BALTIMORE — Speaker Paul RyanPaul RyanCongress, the time is now for tax reform to get our economy moving Pelosi: 'Of course' Dems can be against abortion Five fights for Trump’s first year MORE (R-Wis.) said he didn’t watch the GOP presidential debate Thursday night and declined to offer his opinion about whether Sen. Ted CruzTed CruzWeek ahead in tech: Trump's antitrust pick heads before Senate Week ahead: Senate panel to vote on Trump's FDA pick Warren builds her brand with 2020 down the road MORE (R-Texas) is eligible to run for president.
Cruz, who was born in Canada to an American mother, quarreled during the debate with GOP front-runner Donald Trump, who has repeatedly raised questions about Cruz’s eligibility. A Texas attorney filed a lawsuit saying Cruz doesn’t meet the constitutional requirement that a presidential candidate must be a “natural born citizen.”
Told that Sen. John McCain (R-Ariz.), the party's 2008 presidential nominee, has said Cruz’s eligibility should be examined, Ryan replied: “I haven’t it given a second’s worth of thought.”
Flanked by his leadership team, Ryan told reporters that the three-day “issues” retreat marked the beginning of an aggressive agenda congressional Republicans will offer in 2016. The goal: to paint a contrast with Democrats in an election year. The agenda will focus on five areas: national security, jobs and economic growth, healthcare, poverty and opportunity, and constitutional issues.
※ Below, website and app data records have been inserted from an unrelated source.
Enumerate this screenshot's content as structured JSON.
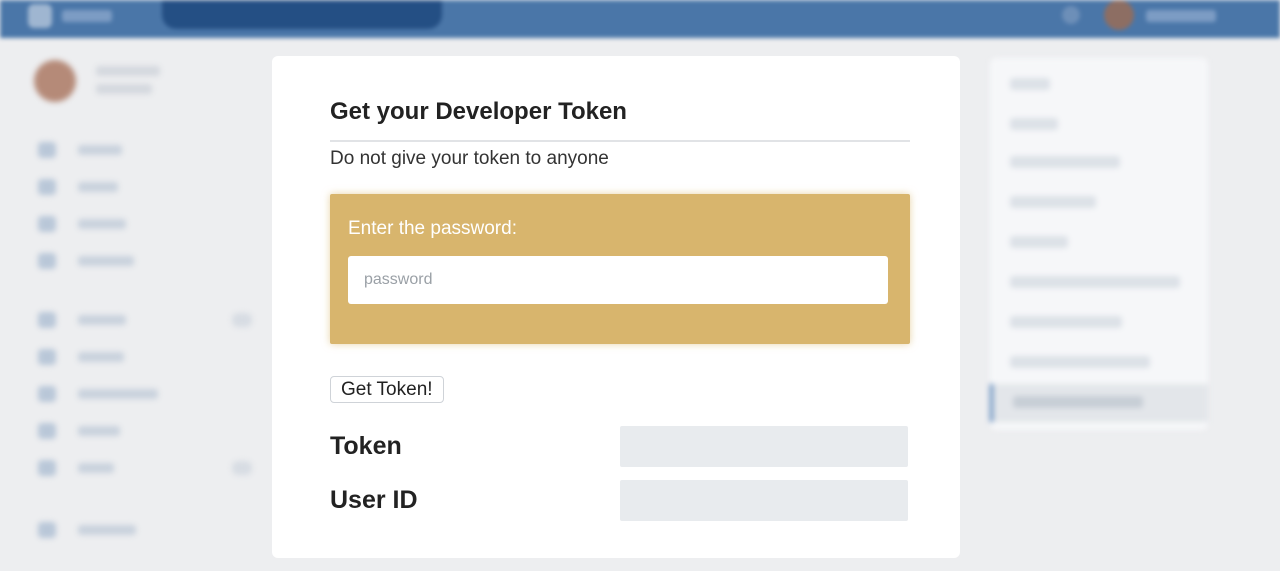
{
  "form": {
    "title": "Get your Developer Token",
    "warning": "Do not give your token to anyone",
    "password_label": "Enter the password:",
    "password_value": "",
    "password_placeholder": "password",
    "submit_label": "Get Token!",
    "token_label": "Token",
    "token_value": "",
    "user_id_label": "User ID",
    "user_id_value": ""
  },
  "colors": {
    "topbar": "#4a76a8",
    "panel": "#d8b56d",
    "page_background": "#edeef0"
  }
}
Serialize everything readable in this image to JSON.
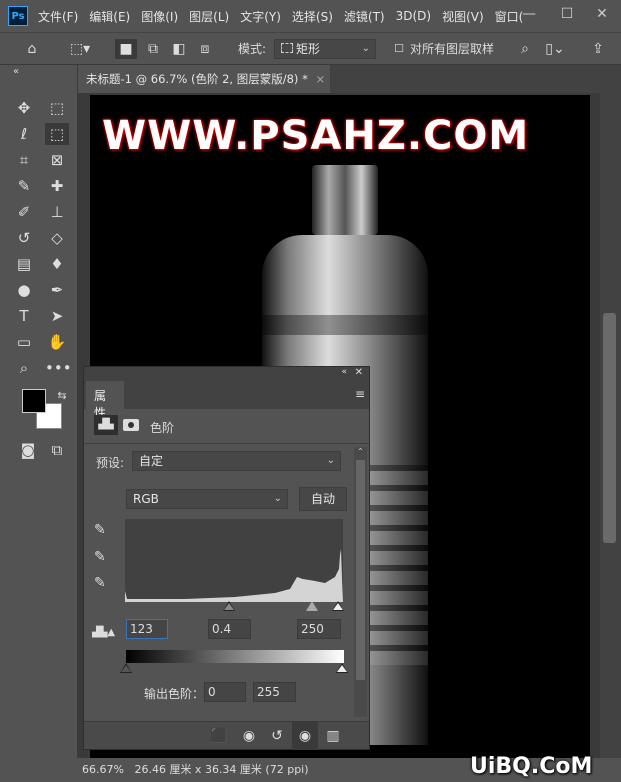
{
  "app": {
    "logo": "Ps",
    "menus": [
      "文件(F)",
      "编辑(E)",
      "图像(I)",
      "图层(L)",
      "文字(Y)",
      "选择(S)",
      "滤镜(T)",
      "3D(D)",
      "视图(V)",
      "窗口("
    ],
    "window_controls": [
      "—",
      "☐",
      "✕"
    ]
  },
  "options": {
    "mode_label": "模式:",
    "mode_value": "矩形",
    "sample_all_label": "对所有图层取样",
    "sample_all_checked": false
  },
  "document_tab": {
    "title": "未标题-1 @ 66.7% (色阶 2, 图层蒙版/8) *",
    "close": "×"
  },
  "canvas": {
    "watermark_text": "WWW.PSAHZ.COM"
  },
  "status": {
    "zoom": "66.67%",
    "info": "26.46 厘米 x 36.34 厘米 (72 ppi)"
  },
  "panel": {
    "tab": "属性",
    "adjustment_name": "色阶",
    "preset_label": "预设:",
    "preset_value": "自定",
    "channel": "RGB",
    "auto_button": "自动",
    "input_black": "123",
    "input_gamma": "0.4",
    "input_white": "250",
    "output_label": "输出色阶：",
    "output_black": "0",
    "output_white": "255"
  },
  "corner_watermark": "UiBQ.CoM"
}
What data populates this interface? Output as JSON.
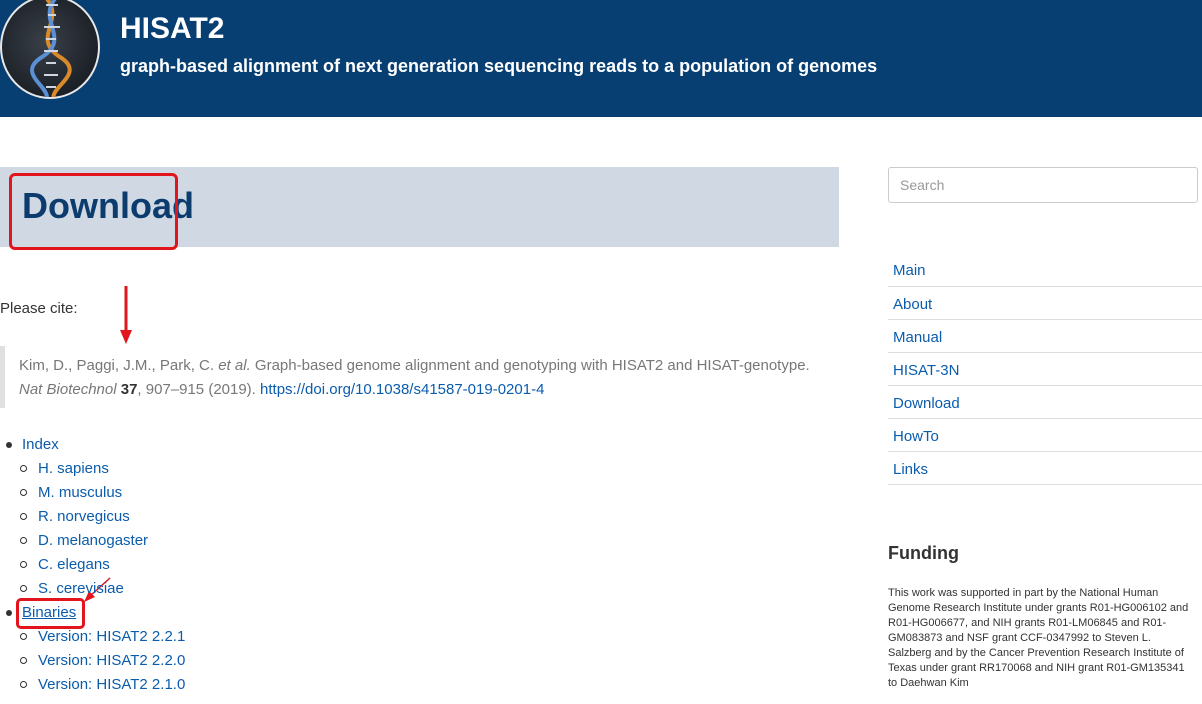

“Starting today, we will begin developing a bold, pro-growth agenda to take to the country,” said Ryan, Mitt Romney’s vice presidential pick in 2012. “By giving the people a clear choice in 2016, we can earn a mandate to do big things in 2017 and beyond.”
Many are expecting a protracted battle for the GOP nomination this year because of the large field of candidates. So the new Speaker wants a Republican agenda in place before voters pick a standard-bearer in Cleveland in July. To wait until summer might be too late, Ryan said.
“I expect that we will have a complete agenda by the time that we have a nominee,” Ryan said. “Look, this is nothing short of a generational-defining moment that we are in. The country is crying out for solutions; the country is crying out to be unified; the country is crying out for a positive vision that brings us all together.
“We want a confident America, and now is time to get to work.”